+++ Data shown

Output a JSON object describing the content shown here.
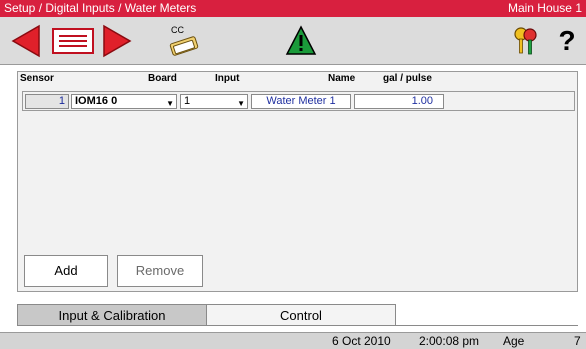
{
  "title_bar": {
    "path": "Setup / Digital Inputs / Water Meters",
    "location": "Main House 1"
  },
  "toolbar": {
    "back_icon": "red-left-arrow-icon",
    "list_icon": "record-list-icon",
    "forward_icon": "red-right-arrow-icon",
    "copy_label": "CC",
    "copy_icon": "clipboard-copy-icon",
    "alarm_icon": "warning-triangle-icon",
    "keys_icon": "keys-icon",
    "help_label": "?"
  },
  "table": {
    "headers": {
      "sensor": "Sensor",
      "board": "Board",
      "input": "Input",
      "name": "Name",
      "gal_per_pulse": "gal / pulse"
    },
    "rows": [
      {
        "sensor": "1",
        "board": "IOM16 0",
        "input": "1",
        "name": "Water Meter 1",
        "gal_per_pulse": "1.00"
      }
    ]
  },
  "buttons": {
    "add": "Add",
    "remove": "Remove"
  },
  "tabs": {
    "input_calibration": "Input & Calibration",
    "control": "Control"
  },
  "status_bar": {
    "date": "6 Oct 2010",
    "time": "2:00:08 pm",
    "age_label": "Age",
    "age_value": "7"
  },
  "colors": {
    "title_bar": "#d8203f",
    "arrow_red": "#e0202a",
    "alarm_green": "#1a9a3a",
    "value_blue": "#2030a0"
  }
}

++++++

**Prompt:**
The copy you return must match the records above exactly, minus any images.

**Output for this task:**
Output a JSON object describing the content shown here.
{
  "title_bar": {
    "path": "Setup / Digital Inputs / Water Meters",
    "location": "Main House 1"
  },
  "toolbar": {
    "back_icon": "red-left-arrow-icon",
    "list_icon": "record-list-icon",
    "forward_icon": "red-right-arrow-icon",
    "copy_label": "CC",
    "copy_icon": "clipboard-copy-icon",
    "alarm_icon": "warning-triangle-icon",
    "keys_icon": "keys-icon",
    "help_label": "?"
  },
  "table": {
    "headers": {
      "sensor": "Sensor",
      "board": "Board",
      "input": "Input",
      "name": "Name",
      "gal_per_pulse": "gal / pulse"
    },
    "rows": [
      {
        "sensor": "1",
        "board": "IOM16 0",
        "input": "1",
        "name": "Water Meter 1",
        "gal_per_pulse": "1.00"
      }
    ]
  },
  "buttons": {
    "add": "Add",
    "remove": "Remove"
  },
  "tabs": {
    "input_calibration": "Input & Calibration",
    "control": "Control"
  },
  "status_bar": {
    "date": "6 Oct 2010",
    "time": "2:00:08 pm",
    "age_label": "Age",
    "age_value": "7"
  },
  "colors": {
    "title_bar": "#d8203f",
    "arrow_red": "#e0202a",
    "alarm_green": "#1a9a3a",
    "value_blue": "#2030a0"
  }
}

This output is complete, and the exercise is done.